(Reuters) - The founder of Cirque de Soleil, Guy Laliberté, was released after being taken into police custody in French Polynesia for growing cannabis, Laliberté’s investment firm said on Wednesday.
Montreal-based tech and innovation investment company Lune Rouge said Laliberté, 60, was questioned regarding cannabis cultivated for his personal use at his residence on Nukutepipi, a small island in the South Pacific cluster around Tahiti.
The firm said in a statement that Laliberté, listed by Forbes as a billionaire in its 2019 list, had not been charged with drug trafficking and left the courtroom without any conditions on Wednesday at 19:30 ET.
Laliberté “categorically denies and dissociates himself completely from any rumors implicating him in the sale or the traffic of controlled substances,” Anne Dongois, head of communications for Lune Rouge, said in an emailed statement, describing him as a medical cannabis user.
Reuters could not immediately reach officials in French Polynesia for comment.
The company is collaborating with local authorities on the investigation, and Laliberté will continue to cooperate with the judicial authorities of French Polynesia, Lune Rouge said.
Laliberté founded Cirque de Soleil in 1984 in Montreal, turning a passion for acrobatics and circus acts into a global entertainment empire.
In 2015, a consortium led by U.S. private equity firm TPG Capital Management acquired a majority stake in Cirque de Soleil, with Laliberté’s family trust retaining a 10% stake.

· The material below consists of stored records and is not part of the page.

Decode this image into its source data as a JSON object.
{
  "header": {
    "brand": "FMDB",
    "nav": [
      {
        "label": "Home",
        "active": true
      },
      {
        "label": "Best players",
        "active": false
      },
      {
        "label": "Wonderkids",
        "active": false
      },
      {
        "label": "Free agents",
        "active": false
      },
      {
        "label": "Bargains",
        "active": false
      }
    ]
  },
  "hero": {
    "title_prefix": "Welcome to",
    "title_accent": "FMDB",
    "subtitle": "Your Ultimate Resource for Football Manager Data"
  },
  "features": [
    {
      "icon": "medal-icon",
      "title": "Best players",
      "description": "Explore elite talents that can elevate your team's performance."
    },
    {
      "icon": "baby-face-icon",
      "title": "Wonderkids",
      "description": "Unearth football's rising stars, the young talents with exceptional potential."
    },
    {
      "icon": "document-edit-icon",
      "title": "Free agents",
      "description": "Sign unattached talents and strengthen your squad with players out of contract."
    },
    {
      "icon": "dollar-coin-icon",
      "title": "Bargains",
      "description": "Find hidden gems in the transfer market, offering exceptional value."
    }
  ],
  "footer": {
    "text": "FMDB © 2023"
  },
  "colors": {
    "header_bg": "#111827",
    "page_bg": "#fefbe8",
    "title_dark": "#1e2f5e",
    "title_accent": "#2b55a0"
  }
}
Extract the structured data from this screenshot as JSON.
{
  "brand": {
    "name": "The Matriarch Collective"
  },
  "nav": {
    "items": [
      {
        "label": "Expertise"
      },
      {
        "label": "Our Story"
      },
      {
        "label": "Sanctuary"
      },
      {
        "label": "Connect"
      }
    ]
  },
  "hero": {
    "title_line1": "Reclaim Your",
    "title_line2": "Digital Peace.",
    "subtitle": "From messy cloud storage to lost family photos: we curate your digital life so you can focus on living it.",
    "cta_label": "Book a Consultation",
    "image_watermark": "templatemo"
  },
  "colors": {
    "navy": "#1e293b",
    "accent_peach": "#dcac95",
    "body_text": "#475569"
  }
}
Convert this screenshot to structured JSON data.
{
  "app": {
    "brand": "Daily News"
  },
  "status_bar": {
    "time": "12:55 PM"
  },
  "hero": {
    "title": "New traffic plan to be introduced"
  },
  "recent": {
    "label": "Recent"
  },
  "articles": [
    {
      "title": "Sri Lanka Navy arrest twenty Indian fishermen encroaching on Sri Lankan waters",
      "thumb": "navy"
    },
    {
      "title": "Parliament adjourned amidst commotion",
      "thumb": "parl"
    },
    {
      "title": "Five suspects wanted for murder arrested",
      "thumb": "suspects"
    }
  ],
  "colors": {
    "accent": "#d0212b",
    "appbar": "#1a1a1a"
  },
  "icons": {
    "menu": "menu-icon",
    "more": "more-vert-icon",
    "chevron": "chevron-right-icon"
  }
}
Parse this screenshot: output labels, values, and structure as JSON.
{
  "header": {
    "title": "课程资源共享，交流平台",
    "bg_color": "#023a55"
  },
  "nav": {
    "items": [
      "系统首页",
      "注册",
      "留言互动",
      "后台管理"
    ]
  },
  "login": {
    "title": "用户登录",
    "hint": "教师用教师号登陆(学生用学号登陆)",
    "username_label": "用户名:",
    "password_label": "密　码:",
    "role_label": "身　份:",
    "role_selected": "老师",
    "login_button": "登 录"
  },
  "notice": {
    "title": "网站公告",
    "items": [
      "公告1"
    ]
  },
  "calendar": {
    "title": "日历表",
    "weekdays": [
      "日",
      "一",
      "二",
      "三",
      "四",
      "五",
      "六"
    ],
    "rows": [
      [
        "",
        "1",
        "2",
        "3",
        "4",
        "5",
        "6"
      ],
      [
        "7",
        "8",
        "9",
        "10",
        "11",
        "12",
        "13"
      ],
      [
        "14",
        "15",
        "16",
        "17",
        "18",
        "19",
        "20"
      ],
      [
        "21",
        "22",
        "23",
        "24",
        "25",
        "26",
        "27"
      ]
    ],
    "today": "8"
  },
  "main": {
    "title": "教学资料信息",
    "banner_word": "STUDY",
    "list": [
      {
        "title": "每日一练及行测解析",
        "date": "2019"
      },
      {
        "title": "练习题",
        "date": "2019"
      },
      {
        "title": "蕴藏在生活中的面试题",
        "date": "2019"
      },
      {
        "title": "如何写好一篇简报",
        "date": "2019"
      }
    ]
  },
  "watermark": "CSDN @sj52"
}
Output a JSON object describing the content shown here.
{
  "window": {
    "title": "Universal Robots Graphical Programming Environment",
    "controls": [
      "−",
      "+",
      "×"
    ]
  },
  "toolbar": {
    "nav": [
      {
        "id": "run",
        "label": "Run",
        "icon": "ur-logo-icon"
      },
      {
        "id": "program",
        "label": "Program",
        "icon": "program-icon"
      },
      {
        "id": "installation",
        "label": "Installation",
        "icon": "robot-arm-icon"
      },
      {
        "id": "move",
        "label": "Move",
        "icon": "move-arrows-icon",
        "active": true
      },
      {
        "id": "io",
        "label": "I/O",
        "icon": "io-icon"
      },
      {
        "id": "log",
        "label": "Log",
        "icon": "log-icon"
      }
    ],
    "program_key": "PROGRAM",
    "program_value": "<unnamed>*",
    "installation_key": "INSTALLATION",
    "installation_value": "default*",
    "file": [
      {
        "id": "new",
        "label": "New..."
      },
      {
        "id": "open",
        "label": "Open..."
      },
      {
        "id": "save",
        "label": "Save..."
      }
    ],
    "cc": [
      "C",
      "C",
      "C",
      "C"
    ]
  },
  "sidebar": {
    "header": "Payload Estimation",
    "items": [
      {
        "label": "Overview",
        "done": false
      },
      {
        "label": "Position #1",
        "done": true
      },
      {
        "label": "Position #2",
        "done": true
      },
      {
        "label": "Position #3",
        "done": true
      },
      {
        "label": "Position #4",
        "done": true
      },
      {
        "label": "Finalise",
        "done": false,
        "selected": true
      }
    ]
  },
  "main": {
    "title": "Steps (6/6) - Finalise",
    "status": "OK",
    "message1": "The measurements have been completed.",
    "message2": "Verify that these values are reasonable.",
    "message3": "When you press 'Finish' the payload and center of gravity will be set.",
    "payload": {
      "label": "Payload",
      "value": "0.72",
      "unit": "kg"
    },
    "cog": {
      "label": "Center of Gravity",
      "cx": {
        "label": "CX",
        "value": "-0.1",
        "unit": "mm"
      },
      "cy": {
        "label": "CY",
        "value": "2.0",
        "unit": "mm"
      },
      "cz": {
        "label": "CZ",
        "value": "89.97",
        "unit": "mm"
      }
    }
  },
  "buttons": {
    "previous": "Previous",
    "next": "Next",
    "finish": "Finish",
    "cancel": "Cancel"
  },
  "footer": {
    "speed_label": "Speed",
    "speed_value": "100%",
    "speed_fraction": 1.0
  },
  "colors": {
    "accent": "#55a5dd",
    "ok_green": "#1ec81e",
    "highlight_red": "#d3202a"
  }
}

Reporting by Moira Warburton in Toronto; Additional reporting by Arathy S Nair in Bengaluru; Editing by Dan Grebler and Patrick Graham